service as a Clarinet & Violin on 1 February 1933.
After 3½ years training, where he loved the excellent sports facilities,
he was ready for sea and embarked with a band in the 8-inch County class
cruiser Devonshire under Bandmaster Harvey.
This commission was in the Mediterranean Fleet, normally a quiet peace-time
sojourn; however just at this time- 1936- the Spanish civil war broke
out, and while Great Britain was not directly involved, units of the fleet
were at times employed in operating blockades, and in assisting British
nationals and refugees caught up in the fighting, which led at one time
to Devonshire getting bombed in Barcelona.
Back in Malta, Charlie continued to take a full part in most sports, especially
swimming, water-polo and soccer.
Just as the commission ended after the usual 2½ years away in May
1939, the imminent war decided Drafting to transfer the entire ship`s
company to a same-class cruiser Norfolk for the Home Fleet, where Charlie
was to spend the next 3½ years.
This at least gave him shore opportunities and leave in England and it
was on such a spell of leave that he met Joyce at her 21st birthday party
in 1942 and they were married in October of that year.
These early war years were gruelling times, with the band watch-on watch-off
in the TS deep down below, the ship being on convoy escort duties, interspersed
with other critical incidents such as the chase and sinking, together
with other Home Fleet ships, of Bismarck.
Promotion to Temporary Band Corporal in May 1941 was confirmed, in March
Long months on Russian convoy duties through the Arctic, then another
Fleet action, this time against against Scharnhorst which led to more
damage requiring Norfolk`s refit.
In 1943 Chas had a much needed spell ashore when he was a musical instructor
at the Junior Wing at Howstrake Camp, Isle of Man until February 1945
when he joined Belfast for the Far East Fleet. After hostilities finally
ceased against Japan in August 45, like most other ships they were employed
for some months in repatriating PoWs who had suffered so terribly from
the bestial treatment by their Japanese captors.
In October 1946 the band transferred on station to HMS Bermuda, another
cruiser where on 1 March 1947 Charlie found himself promoted to Bandmaster
Returning in June 1947 to RNSM, by now at Burford, he was drafted as a
Volunteer Band Instructor to HMS Ariel at Worthy Down, Hants.
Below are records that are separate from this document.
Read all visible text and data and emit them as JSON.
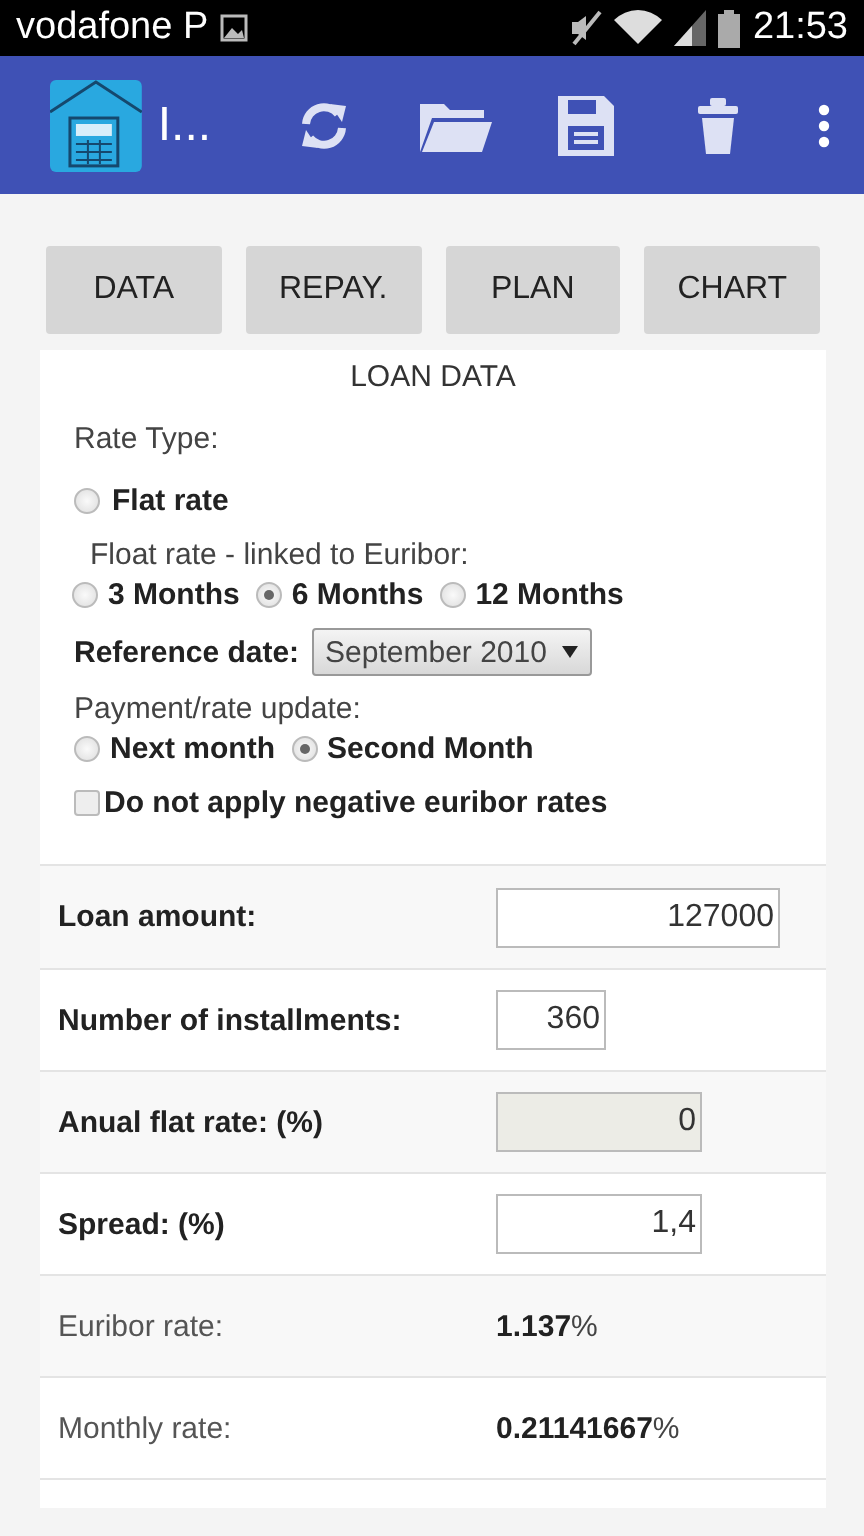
{
  "status_bar": {
    "carrier": "vodafone P",
    "time": "21:53"
  },
  "app_bar": {
    "title": "I..."
  },
  "buttons": [
    {
      "label": "DATA"
    },
    {
      "label": "REPAY."
    },
    {
      "label": "PLAN"
    },
    {
      "label": "CHART"
    }
  ],
  "loan_data": {
    "title": "LOAN DATA",
    "rate_type_label": "Rate Type:",
    "flat_rate": {
      "label": "Flat rate",
      "selected": false
    },
    "float_label": "Float rate - linked to Euribor:",
    "float_options": [
      {
        "label": "3 Months",
        "selected": false
      },
      {
        "label": "6 Months",
        "selected": true
      },
      {
        "label": "12 Months",
        "selected": false
      }
    ],
    "reference_date": {
      "label": "Reference date:",
      "value": "September 2010"
    },
    "update_label": "Payment/rate update:",
    "update_options": [
      {
        "label": "Next month",
        "selected": false
      },
      {
        "label": "Second Month",
        "selected": true
      }
    ],
    "negative_rates": {
      "label": "Do not apply negative euribor rates",
      "checked": false
    }
  },
  "fields": [
    {
      "kind": "input",
      "label": "Loan amount:",
      "value": "127000",
      "disabled": false
    },
    {
      "kind": "input",
      "label": "Number of installments:",
      "value": "360",
      "disabled": false
    },
    {
      "kind": "input",
      "label": "Anual flat rate: (%)",
      "value": "0",
      "disabled": true
    },
    {
      "kind": "input",
      "label": "Spread: (%)",
      "value": "1,4",
      "disabled": false
    },
    {
      "kind": "readout",
      "label": "Euribor rate:",
      "value": "**1.137**%"
    },
    {
      "kind": "readout",
      "label": "Monthly rate:",
      "value": "**0.21141667**%"
    }
  ]
}
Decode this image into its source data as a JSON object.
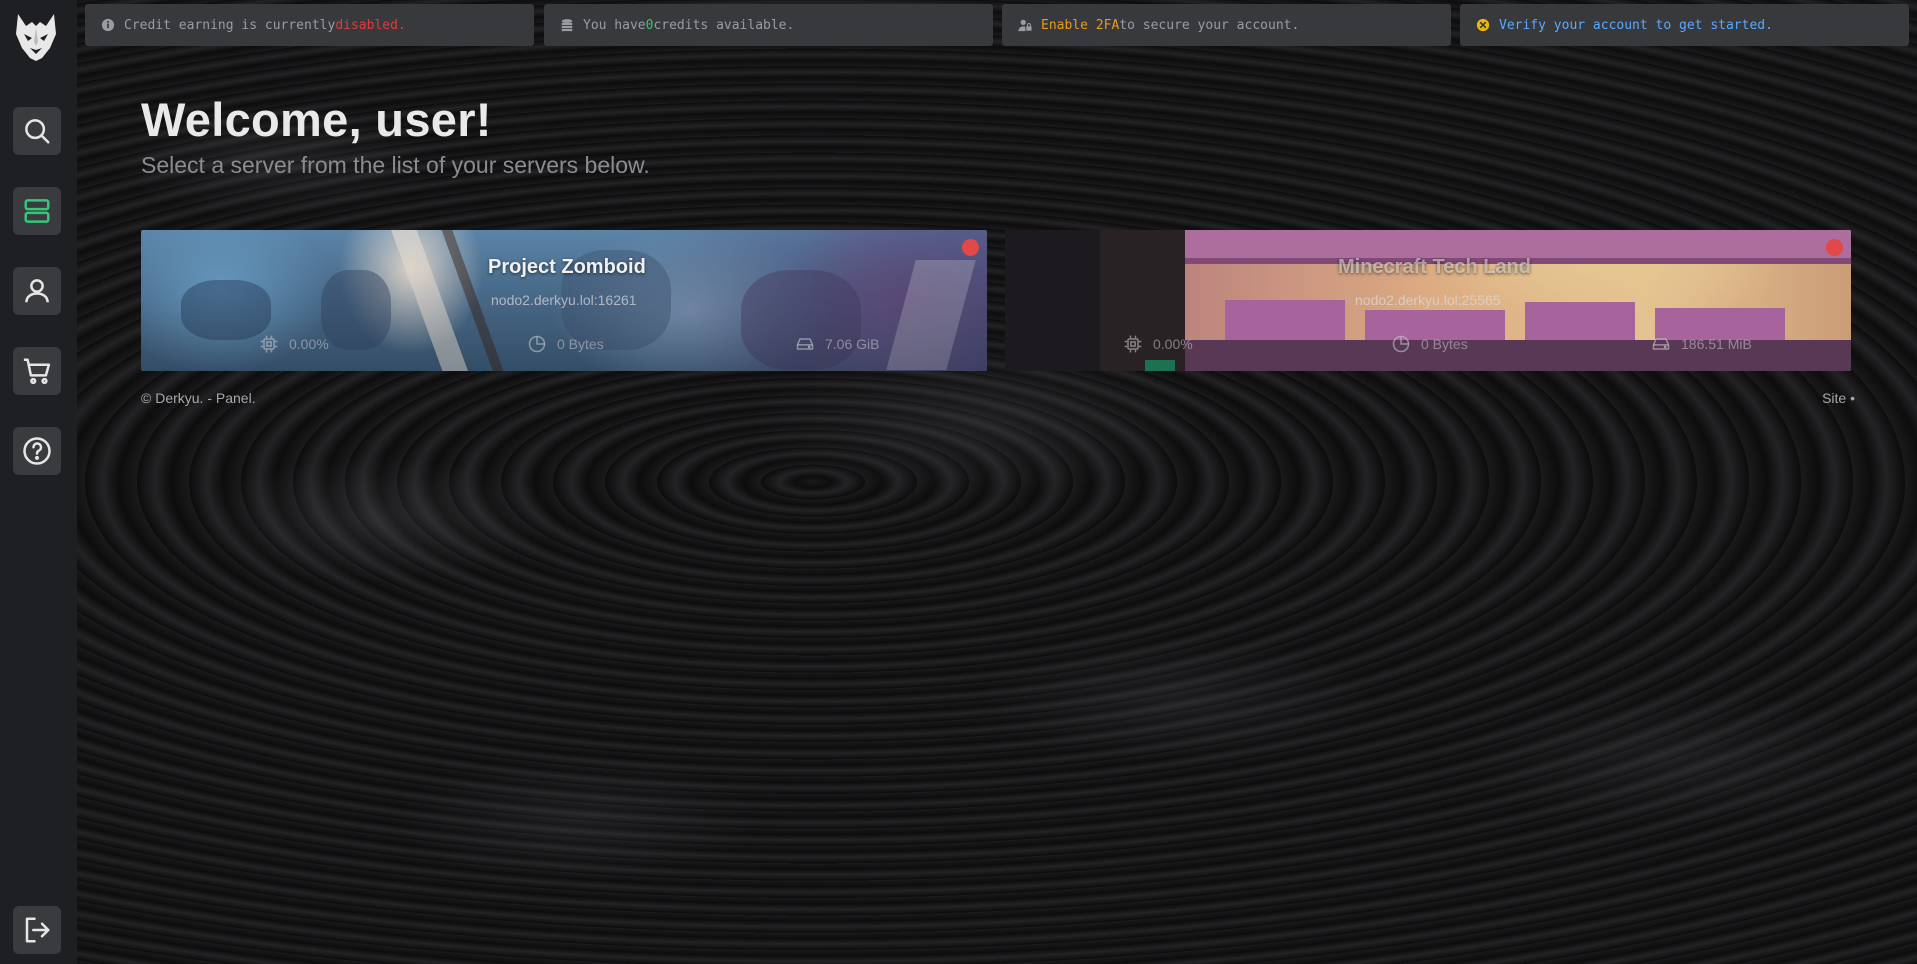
{
  "alerts": [
    {
      "icon": "info-circle-icon",
      "prefix": "Credit earning is currently ",
      "highlight": "disabled.",
      "suffix": "",
      "color": "#e03c3c"
    },
    {
      "icon": "coins-icon",
      "prefix": "You have ",
      "highlight": "0",
      "suffix": " credits available.",
      "color": "#34c77b"
    },
    {
      "icon": "user-lock-icon",
      "prefix": "",
      "highlight": "Enable 2FA",
      "suffix": " to secure your account.",
      "color": "#e69a1e"
    },
    {
      "icon": "x-circle-icon",
      "prefix": "",
      "highlight": "Verify your account to get started.",
      "suffix": "",
      "color": "#5aa9ff"
    }
  ],
  "sidebar": {
    "items": [
      {
        "icon": "search-icon"
      },
      {
        "icon": "servers-icon",
        "active": true,
        "active_color": "#34c77b"
      },
      {
        "icon": "user-icon"
      },
      {
        "icon": "cart-icon"
      },
      {
        "icon": "help-icon"
      }
    ],
    "logout_icon": "logout-icon"
  },
  "welcome": {
    "title": "Welcome, user!",
    "subtitle": "Select a server from the list of your servers below."
  },
  "servers": [
    {
      "name": "Project Zomboid",
      "address": "nodo2.derkyu.lol:16261",
      "cpu": "0.00%",
      "memory": "0 Bytes",
      "disk": "7.06 GiB",
      "status_color": "#e34848"
    },
    {
      "name": "Minecraft Tech Land",
      "address": "nodo2.derkyu.lol:25565",
      "cpu": "0.00%",
      "memory": "0 Bytes",
      "disk": "186.51 MiB",
      "status_color": "#e34848"
    }
  ],
  "footer": {
    "copyright": "© Derkyu. - Panel.",
    "site_link": "Site •"
  }
}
It was during
this spell that the rank of BMr 2 was discontinued and all holding the
rank converted to the new rank of Band Sergeant; naturally all such holders
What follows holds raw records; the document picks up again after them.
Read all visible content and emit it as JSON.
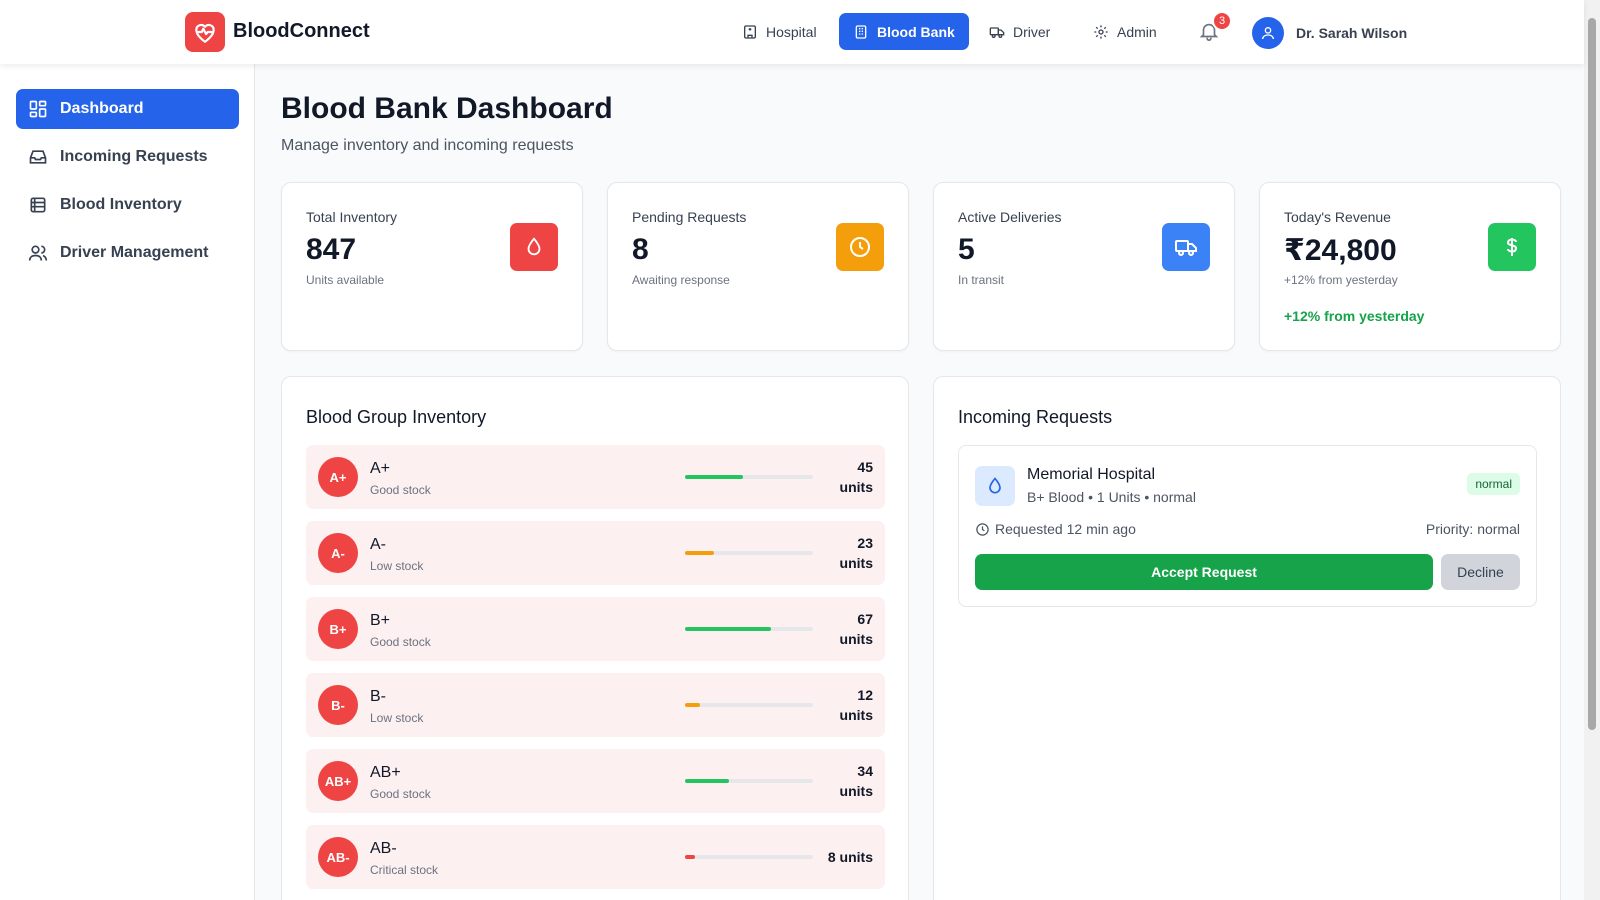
{
  "brand": {
    "name": "BloodConnect",
    "accent": "#ef4444",
    "primary": "#2563eb"
  },
  "nav": [
    {
      "label": "Hospital",
      "icon": "hospital-icon",
      "active": false
    },
    {
      "label": "Blood Bank",
      "icon": "building-icon",
      "active": true
    },
    {
      "label": "Driver",
      "icon": "truck-icon",
      "active": false
    },
    {
      "label": "Admin",
      "icon": "gear-icon",
      "active": false
    }
  ],
  "notifications": {
    "count": "3"
  },
  "user": {
    "name": "Dr. Sarah Wilson"
  },
  "sidebar": {
    "items": [
      {
        "label": "Dashboard",
        "icon": "dashboard-icon",
        "active": true
      },
      {
        "label": "Incoming Requests",
        "icon": "inbox-icon",
        "active": false
      },
      {
        "label": "Blood Inventory",
        "icon": "database-icon",
        "active": false
      },
      {
        "label": "Driver Management",
        "icon": "users-icon",
        "active": false
      }
    ]
  },
  "page": {
    "title": "Blood Bank Dashboard",
    "subtitle": "Manage inventory and incoming requests"
  },
  "stats": [
    {
      "label": "Total Inventory",
      "value": "847",
      "sub": "Units available",
      "trend": "",
      "icon": "droplet-icon",
      "color": "#ef4444"
    },
    {
      "label": "Pending Requests",
      "value": "8",
      "sub": "Awaiting response",
      "trend": "",
      "icon": "clock-icon",
      "color": "#f59e0b"
    },
    {
      "label": "Active Deliveries",
      "value": "5",
      "sub": "In transit",
      "trend": "",
      "icon": "truck-icon",
      "color": "#3b82f6"
    },
    {
      "label": "Today's Revenue",
      "value": "₹24,800",
      "sub": "+12% from yesterday",
      "trend": "+12% from yesterday",
      "icon": "dollar-icon",
      "color": "#22c55e"
    }
  ],
  "inventory": {
    "title": "Blood Group Inventory",
    "groups": [
      {
        "group": "A+",
        "status": "Good stock",
        "count": "45",
        "unit": "units",
        "level": 0.45,
        "color": "#22c55e"
      },
      {
        "group": "A-",
        "status": "Low stock",
        "count": "23",
        "unit": "units",
        "level": 0.23,
        "color": "#f59e0b"
      },
      {
        "group": "B+",
        "status": "Good stock",
        "count": "67",
        "unit": "units",
        "level": 0.67,
        "color": "#22c55e"
      },
      {
        "group": "B-",
        "status": "Low stock",
        "count": "12",
        "unit": "units",
        "level": 0.12,
        "color": "#f59e0b"
      },
      {
        "group": "AB+",
        "status": "Good stock",
        "count": "34",
        "unit": "units",
        "level": 0.34,
        "color": "#22c55e"
      },
      {
        "group": "AB-",
        "status": "Critical stock",
        "count": "8",
        "unit": "units",
        "level": 0.08,
        "color": "#ef4444"
      }
    ]
  },
  "requests": {
    "title": "Incoming Requests",
    "items": [
      {
        "hospital": "Memorial Hospital",
        "details": "B+ Blood • 1 Units • normal",
        "badge": "normal",
        "time": "Requested 12 min ago",
        "priority": "Priority: normal",
        "accept_label": "Accept Request",
        "decline_label": "Decline"
      }
    ]
  }
}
feeling a distinct loss of standing and prestige.
Charlie`s time was rapidly approaching for either re-engagement for pension
or discharge, and it was in common with many of his generation that they
probably felt that the fact that they had survived, where many of their
pre-war former Band Boy colleagues were in a watery grave, meant they
ought to put their wives and families first, and take up "civvy street".
So Charlie`s last months were spent in RNSM before he was finally drafted
in late 1948 to RM Barracks Chatham for discharge.
In civil life Charlie settled in North Street, Deal with Joyce where they
raised a son and daughter, Bob & Angela, and Chas was employed as
manager of the Deal Council`s Astor Hall in Stanhope Road. For relaxation
he played in an orchestra at Folkestone; he also did gigs on Alto sax
in the Lido dance band from Sandwich, where this present writer shared
many a Jimmy Lally number.
In the late 1950s he was employed at Pfizers, the pharmaceutical firm
at Sandwich where he worked until retirement in 1975. He was also a very
dedicated freemason, being initiated into Globe & Laurel Lodge No
4657 Deal, progressing to Worshipful Master and later a very respected
Director of Ceremonies of the Lodge. He enjoyed over 50 years in the fraternity.
His earlier sporting exploits had, with the years, become more sedate
and he took up bowls and gained county honours for Kent.
Charlie had a long, eventful and full life that he would have been the
first to say had been thoroughly interesting. He lived to the age of 93
and always remembered his years in the Band Service with great pride and